» **Work instruction**
Collect the lines of the entries where "Information" shows up.

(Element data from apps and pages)
^^^^

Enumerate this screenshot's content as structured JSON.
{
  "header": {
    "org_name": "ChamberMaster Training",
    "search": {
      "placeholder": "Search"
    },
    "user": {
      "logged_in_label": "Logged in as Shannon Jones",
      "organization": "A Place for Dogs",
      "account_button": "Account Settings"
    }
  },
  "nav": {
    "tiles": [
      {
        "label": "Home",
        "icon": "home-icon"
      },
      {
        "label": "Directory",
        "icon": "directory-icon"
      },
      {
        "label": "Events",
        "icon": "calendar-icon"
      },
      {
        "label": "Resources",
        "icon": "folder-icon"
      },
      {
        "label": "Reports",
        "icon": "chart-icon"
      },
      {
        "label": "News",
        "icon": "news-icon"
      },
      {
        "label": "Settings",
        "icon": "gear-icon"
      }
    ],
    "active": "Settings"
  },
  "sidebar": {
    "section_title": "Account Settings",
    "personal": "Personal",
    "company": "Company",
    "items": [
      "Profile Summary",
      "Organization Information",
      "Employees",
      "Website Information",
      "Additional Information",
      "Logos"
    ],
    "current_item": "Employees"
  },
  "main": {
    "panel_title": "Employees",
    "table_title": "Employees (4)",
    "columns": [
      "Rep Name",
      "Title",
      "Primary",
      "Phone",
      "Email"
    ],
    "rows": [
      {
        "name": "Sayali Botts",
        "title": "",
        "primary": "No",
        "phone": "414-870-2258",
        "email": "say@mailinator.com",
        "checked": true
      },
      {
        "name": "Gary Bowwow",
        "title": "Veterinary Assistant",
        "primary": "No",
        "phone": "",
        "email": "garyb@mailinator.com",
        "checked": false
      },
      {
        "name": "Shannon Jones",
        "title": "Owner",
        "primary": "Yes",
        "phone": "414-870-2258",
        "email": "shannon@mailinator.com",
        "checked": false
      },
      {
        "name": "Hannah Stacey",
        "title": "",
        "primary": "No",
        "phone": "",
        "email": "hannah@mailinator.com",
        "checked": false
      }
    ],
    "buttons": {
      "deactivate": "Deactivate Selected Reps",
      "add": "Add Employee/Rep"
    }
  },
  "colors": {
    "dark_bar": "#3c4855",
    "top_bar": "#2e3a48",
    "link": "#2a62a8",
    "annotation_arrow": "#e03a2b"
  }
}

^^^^

» **Problem solution**
      "Organization Information",
      "Website Information",
      "Additional Information",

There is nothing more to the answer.